-- EXERCISE PROMPT --
Give every line of the data again, exactly.
--- SOURCE DATA Enclosed Below ---
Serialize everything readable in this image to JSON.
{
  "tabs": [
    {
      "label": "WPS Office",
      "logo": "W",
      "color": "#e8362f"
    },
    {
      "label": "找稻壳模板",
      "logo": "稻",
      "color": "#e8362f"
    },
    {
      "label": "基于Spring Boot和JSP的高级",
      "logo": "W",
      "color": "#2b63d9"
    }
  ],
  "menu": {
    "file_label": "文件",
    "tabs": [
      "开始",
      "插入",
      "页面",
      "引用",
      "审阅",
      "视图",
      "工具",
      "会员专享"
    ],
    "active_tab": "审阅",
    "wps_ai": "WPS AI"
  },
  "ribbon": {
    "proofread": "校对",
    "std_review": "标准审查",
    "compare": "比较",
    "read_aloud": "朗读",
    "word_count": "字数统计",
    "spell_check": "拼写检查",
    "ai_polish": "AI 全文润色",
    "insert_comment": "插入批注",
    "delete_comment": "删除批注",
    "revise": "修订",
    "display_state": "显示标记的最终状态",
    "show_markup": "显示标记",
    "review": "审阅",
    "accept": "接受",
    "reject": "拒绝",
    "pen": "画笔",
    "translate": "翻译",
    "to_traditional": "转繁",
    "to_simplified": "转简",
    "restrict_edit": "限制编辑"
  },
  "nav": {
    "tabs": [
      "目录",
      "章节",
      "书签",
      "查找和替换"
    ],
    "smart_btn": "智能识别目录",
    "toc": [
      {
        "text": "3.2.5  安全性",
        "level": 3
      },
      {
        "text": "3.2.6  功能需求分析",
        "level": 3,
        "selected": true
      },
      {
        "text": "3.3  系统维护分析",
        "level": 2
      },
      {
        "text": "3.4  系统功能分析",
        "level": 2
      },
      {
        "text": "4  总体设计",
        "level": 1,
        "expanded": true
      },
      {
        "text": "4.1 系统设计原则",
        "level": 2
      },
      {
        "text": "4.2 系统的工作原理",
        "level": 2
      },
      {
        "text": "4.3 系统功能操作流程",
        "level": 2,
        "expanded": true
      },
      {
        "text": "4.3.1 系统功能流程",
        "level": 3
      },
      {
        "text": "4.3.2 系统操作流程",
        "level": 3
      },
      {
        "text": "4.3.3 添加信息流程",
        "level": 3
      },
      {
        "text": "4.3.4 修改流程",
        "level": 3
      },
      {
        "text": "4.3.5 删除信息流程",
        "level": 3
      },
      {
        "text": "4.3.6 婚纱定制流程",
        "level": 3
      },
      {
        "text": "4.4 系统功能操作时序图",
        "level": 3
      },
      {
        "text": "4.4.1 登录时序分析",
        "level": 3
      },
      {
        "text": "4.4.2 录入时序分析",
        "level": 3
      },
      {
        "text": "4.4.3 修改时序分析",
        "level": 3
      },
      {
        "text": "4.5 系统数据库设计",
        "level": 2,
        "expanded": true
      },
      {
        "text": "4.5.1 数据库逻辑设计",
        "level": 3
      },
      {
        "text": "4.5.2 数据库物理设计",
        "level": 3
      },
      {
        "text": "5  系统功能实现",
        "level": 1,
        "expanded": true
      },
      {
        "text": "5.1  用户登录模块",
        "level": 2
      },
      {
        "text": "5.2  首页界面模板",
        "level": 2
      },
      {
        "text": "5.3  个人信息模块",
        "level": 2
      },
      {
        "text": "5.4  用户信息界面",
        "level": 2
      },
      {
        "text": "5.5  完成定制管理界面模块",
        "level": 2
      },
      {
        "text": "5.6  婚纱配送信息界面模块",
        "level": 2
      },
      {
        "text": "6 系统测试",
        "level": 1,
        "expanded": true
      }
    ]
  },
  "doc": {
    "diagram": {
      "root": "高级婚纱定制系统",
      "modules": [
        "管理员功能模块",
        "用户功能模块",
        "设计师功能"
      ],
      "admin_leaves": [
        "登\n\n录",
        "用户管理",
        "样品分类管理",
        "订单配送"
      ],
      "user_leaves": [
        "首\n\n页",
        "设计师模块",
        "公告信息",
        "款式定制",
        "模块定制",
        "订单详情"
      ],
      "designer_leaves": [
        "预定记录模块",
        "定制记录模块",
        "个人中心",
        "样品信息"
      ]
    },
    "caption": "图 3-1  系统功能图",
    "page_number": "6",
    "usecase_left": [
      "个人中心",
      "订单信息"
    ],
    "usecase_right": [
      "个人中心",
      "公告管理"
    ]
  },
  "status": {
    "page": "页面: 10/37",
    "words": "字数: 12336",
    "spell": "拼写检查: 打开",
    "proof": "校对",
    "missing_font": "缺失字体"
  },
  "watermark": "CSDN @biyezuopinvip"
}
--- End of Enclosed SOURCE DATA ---
-- RESULT OF THIS TASK --
Serialize everything readable in this image to JSON.
{
  "tabs": [
    {
      "label": "WPS Office",
      "logo": "W",
      "color": "#e8362f"
    },
    {
      "label": "找稻壳模板",
      "logo": "稻",
      "color": "#e8362f"
    },
    {
      "label": "基于Spring Boot和JSP的高级",
      "logo": "W",
      "color": "#2b63d9"
    }
  ],
  "menu": {
    "file_label": "文件",
    "tabs": [
      "开始",
      "插入",
      "页面",
      "引用",
      "审阅",
      "视图",
      "工具",
      "会员专享"
    ],
    "active_tab": "审阅",
    "wps_ai": "WPS AI"
  },
  "ribbon": {
    "proofread": "校对",
    "std_review": "标准审查",
    "compare": "比较",
    "read_aloud": "朗读",
    "word_count": "字数统计",
    "spell_check": "拼写检查",
    "ai_polish": "AI 全文润色",
    "insert_comment": "插入批注",
    "delete_comment": "删除批注",
    "revise": "修订",
    "display_state": "显示标记的最终状态",
    "show_markup": "显示标记",
    "review": "审阅",
    "accept": "接受",
    "reject": "拒绝",
    "pen": "画笔",
    "translate": "翻译",
    "to_traditional": "转繁",
    "to_simplified": "转简",
    "restrict_edit": "限制编辑"
  },
  "nav": {
    "tabs": [
      "目录",
      "章节",
      "书签",
      "查找和替换"
    ],
    "smart_btn": "智能识别目录",
    "toc": [
      {
        "text": "3.2.5  安全性",
        "level": 3
      },
      {
        "text": "3.2.6  功能需求分析",
        "level": 3,
        "selected": true
      },
      {
        "text": "3.3  系统维护分析",
        "level": 2
      },
      {
        "text": "3.4  系统功能分析",
        "level": 2
      },
      {
        "text": "4  总体设计",
        "level": 1,
        "expanded": true
      },
      {
        "text": "4.1 系统设计原则",
        "level": 2
      },
      {
        "text": "4.2 系统的工作原理",
        "level": 2
      },
      {
        "text": "4.3 系统功能操作流程",
        "level": 2,
        "expanded": true
      },
      {
        "text": "4.3.1 系统功能流程",
        "level": 3
      },
      {
        "text": "4.3.2 系统操作流程",
        "level": 3
      },
      {
        "text": "4.3.3 添加信息流程",
        "level": 3
      },
      {
        "text": "4.3.4 修改流程",
        "level": 3
      },
      {
        "text": "4.3.5 删除信息流程",
        "level": 3
      },
      {
        "text": "4.3.6 婚纱定制流程",
        "level": 3
      },
      {
        "text": "4.4 系统功能操作时序图",
        "level": 3
      },
      {
        "text": "4.4.1 登录时序分析",
        "level": 3
      },
      {
        "text": "4.4.2 录入时序分析",
        "level": 3
      },
      {
        "text": "4.4.3 修改时序分析",
        "level": 3
      },
      {
        "text": "4.5 系统数据库设计",
        "level": 2,
        "expanded": true
      },
      {
        "text": "4.5.1 数据库逻辑设计",
        "level": 3
      },
      {
        "text": "4.5.2 数据库物理设计",
        "level": 3
      },
      {
        "text": "5  系统功能实现",
        "level": 1,
        "expanded": true
      },
      {
        "text": "5.1  用户登录模块",
        "level": 2
      },
      {
        "text": "5.2  首页界面模板",
        "level": 2
      },
      {
        "text": "5.3  个人信息模块",
        "level": 2
      },
      {
        "text": "5.4  用户信息界面",
        "level": 2
      },
      {
        "text": "5.5  完成定制管理界面模块",
        "level": 2
      },
      {
        "text": "5.6  婚纱配送信息界面模块",
        "level": 2
      },
      {
        "text": "6 系统测试",
        "level": 1,
        "expanded": true
      }
    ]
  },
  "doc": {
    "diagram": {
      "root": "高级婚纱定制系统",
      "modules": [
        "管理员功能模块",
        "用户功能模块",
        "设计师功能"
      ],
      "admin_leaves": [
        "登\n\n录",
        "用户管理",
        "样品分类管理",
        "订单配送"
      ],
      "user_leaves": [
        "首\n\n页",
        "设计师模块",
        "公告信息",
        "款式定制",
        "模块定制",
        "订单详情"
      ],
      "designer_leaves": [
        "预定记录模块",
        "定制记录模块",
        "个人中心",
        "样品信息"
      ]
    },
    "caption": "图 3-1  系统功能图",
    "page_number": "6",
    "usecase_left": [
      "个人中心",
      "订单信息"
    ],
    "usecase_right": [
      "个人中心",
      "公告管理"
    ]
  },
  "status": {
    "page": "页面: 10/37",
    "words": "字数: 12336",
    "spell": "拼写检查: 打开",
    "proof": "校对",
    "missing_font": "缺失字体"
  },
  "watermark": "CSDN @biyezuopinvip"
}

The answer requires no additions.